SOURCE INFORMATION>

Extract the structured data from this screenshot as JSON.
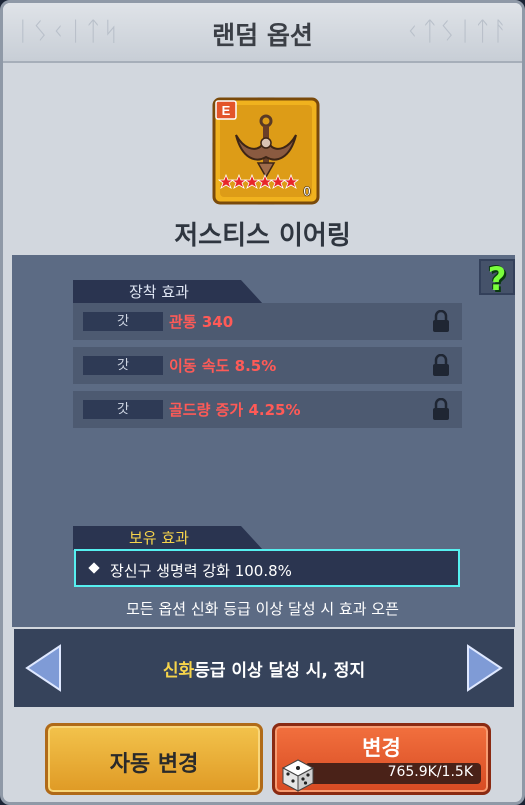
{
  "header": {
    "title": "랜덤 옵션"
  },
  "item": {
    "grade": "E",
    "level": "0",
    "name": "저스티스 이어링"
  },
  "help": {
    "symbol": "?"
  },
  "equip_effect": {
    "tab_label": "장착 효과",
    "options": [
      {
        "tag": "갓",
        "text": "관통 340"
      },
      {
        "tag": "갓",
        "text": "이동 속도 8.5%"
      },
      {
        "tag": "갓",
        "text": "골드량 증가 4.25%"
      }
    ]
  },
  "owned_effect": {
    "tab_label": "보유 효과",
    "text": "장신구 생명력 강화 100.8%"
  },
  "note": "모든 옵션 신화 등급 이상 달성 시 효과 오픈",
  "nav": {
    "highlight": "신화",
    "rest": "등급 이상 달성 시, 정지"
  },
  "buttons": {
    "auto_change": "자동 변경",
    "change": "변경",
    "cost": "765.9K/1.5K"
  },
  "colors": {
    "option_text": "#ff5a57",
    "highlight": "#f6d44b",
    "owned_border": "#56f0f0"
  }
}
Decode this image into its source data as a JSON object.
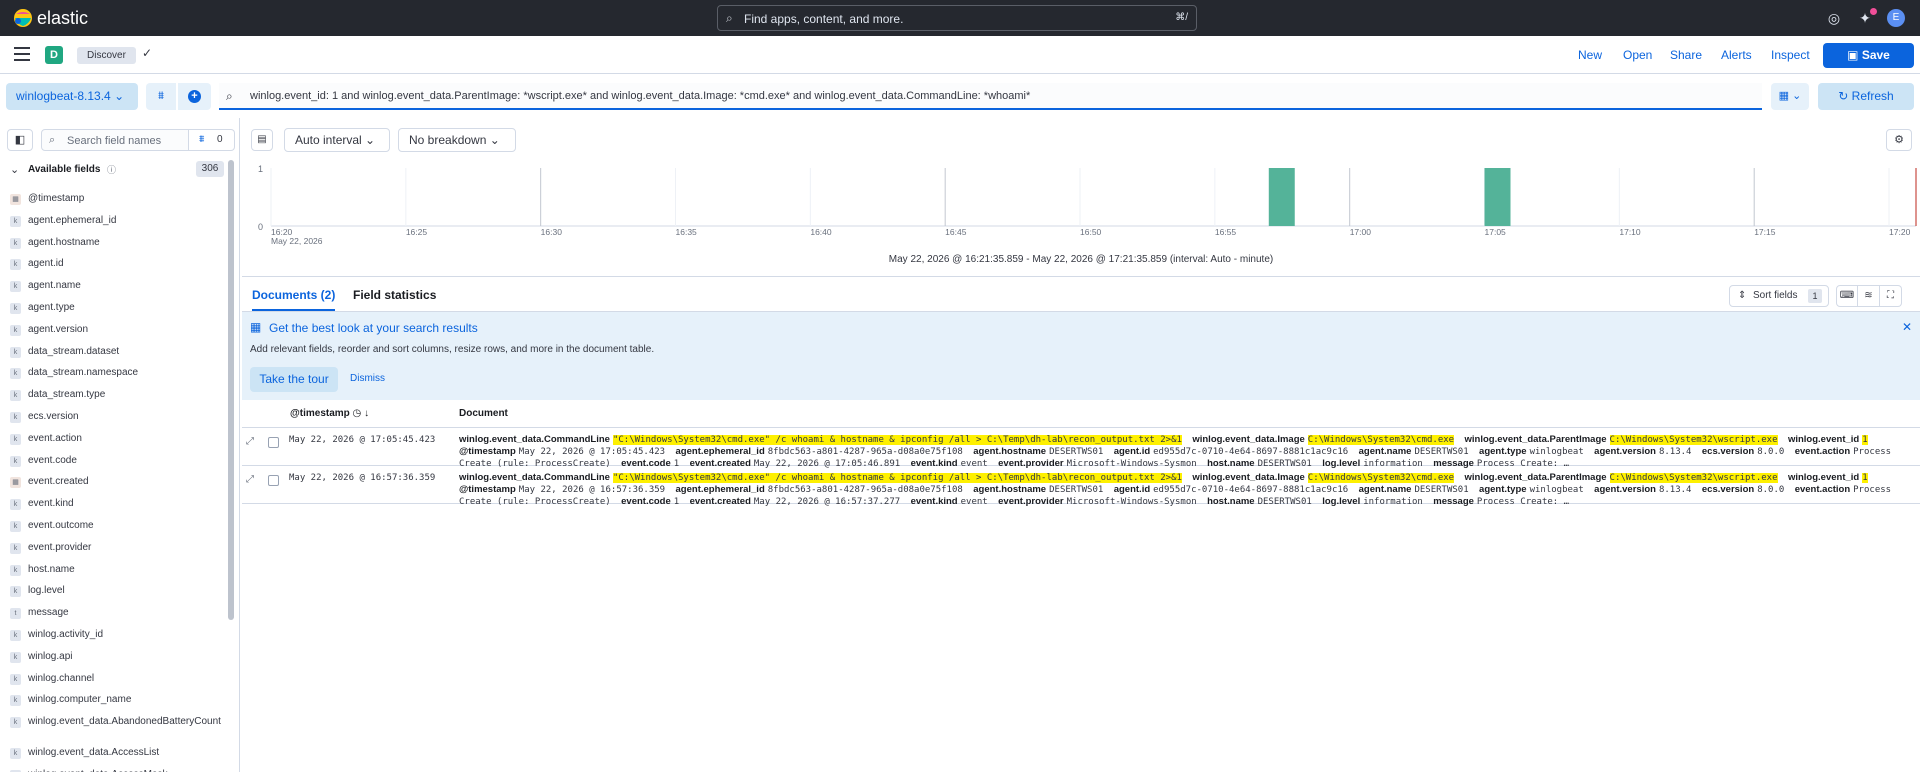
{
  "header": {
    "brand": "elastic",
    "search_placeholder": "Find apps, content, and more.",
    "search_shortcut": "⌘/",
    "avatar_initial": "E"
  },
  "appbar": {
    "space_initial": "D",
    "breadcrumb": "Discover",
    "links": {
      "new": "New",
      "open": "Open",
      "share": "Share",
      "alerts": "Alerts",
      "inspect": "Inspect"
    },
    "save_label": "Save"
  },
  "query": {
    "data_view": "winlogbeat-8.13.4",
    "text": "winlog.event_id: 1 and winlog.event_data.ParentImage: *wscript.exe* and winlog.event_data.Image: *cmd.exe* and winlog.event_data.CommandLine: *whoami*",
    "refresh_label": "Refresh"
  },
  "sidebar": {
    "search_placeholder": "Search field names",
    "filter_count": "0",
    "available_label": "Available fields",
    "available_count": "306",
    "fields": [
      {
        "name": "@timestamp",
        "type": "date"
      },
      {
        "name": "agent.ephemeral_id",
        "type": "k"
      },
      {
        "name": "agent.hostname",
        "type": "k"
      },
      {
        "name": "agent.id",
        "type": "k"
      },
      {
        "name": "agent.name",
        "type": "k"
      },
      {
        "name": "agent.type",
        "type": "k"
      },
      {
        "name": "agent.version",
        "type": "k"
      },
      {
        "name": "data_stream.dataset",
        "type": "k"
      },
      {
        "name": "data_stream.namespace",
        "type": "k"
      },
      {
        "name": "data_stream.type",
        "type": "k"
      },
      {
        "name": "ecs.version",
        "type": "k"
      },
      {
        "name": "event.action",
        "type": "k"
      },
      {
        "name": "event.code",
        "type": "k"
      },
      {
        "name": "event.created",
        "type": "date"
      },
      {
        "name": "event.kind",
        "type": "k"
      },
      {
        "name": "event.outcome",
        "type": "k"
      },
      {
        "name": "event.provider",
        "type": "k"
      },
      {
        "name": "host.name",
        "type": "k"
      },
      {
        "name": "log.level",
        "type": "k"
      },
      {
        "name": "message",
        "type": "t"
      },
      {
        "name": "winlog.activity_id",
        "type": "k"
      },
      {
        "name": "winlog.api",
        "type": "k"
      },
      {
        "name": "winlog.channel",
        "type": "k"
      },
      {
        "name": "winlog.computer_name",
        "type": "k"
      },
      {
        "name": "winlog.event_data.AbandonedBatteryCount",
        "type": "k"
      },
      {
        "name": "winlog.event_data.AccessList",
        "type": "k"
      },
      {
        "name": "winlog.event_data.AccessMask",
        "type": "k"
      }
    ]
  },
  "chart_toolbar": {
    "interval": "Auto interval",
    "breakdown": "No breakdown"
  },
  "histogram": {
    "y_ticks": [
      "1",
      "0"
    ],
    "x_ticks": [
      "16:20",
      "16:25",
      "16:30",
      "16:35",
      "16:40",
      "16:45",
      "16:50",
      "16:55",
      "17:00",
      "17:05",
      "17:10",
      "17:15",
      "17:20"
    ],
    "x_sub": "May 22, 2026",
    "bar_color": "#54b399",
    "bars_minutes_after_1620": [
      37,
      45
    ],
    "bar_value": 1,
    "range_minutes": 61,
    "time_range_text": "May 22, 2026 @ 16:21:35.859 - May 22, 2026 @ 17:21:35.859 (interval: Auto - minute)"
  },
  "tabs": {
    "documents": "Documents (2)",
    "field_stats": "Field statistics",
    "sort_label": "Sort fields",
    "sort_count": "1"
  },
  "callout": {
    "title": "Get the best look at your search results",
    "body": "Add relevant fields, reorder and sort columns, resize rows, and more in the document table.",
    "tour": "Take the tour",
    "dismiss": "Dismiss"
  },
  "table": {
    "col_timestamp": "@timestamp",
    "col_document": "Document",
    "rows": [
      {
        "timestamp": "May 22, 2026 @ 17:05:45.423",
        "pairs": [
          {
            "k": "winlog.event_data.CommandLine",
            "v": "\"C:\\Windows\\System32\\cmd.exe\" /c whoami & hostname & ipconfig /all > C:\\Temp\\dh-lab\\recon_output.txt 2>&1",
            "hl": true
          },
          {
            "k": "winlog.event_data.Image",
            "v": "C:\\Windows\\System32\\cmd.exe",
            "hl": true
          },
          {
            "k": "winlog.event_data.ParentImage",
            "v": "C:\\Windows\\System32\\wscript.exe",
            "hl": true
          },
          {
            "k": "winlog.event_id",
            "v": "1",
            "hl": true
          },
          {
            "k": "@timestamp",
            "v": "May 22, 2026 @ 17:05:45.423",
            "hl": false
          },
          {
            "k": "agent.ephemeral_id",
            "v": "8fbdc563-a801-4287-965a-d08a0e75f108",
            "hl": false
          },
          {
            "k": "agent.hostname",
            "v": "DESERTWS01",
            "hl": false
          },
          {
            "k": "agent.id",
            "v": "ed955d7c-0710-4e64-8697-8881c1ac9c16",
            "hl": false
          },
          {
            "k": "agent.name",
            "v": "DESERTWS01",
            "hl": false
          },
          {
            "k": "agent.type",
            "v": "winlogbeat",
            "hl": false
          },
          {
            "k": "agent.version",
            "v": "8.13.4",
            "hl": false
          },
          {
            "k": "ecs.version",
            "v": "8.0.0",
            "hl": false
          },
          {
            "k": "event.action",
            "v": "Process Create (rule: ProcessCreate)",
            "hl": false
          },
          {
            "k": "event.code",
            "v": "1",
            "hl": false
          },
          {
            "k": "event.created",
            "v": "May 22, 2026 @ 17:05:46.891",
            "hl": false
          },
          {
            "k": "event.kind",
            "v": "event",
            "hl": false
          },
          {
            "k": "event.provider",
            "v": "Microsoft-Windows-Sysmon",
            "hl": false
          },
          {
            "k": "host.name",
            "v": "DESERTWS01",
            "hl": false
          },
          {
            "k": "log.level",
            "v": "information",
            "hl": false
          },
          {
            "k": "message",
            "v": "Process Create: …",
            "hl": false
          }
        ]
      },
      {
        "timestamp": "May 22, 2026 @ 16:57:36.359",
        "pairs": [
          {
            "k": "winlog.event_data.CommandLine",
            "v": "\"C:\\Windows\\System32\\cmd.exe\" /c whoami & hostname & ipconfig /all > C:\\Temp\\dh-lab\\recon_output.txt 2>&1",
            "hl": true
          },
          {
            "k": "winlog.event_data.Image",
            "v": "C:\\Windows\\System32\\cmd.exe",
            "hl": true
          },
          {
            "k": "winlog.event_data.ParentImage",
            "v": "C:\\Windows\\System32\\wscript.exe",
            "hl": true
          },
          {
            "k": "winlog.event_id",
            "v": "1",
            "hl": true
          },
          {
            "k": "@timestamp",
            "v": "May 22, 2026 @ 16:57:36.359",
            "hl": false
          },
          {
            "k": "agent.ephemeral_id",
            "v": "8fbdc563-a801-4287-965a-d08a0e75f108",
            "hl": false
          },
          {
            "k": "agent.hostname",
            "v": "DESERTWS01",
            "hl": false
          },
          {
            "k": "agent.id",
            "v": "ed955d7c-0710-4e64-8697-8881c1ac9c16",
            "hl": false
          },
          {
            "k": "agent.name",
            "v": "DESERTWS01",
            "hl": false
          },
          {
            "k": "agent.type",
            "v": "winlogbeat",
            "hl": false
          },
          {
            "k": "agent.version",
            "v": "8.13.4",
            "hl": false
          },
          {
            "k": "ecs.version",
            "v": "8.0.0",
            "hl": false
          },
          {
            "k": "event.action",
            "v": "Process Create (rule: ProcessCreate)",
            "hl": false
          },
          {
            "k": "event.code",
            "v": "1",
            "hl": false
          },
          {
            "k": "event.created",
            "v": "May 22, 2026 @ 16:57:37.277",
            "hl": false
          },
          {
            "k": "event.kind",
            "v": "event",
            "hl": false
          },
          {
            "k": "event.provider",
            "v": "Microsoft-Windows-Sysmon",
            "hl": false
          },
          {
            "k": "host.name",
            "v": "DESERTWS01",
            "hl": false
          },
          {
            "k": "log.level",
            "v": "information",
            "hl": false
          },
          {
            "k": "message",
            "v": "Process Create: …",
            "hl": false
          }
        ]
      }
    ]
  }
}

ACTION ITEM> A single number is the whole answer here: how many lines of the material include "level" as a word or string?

YOUR SOLUTION> 4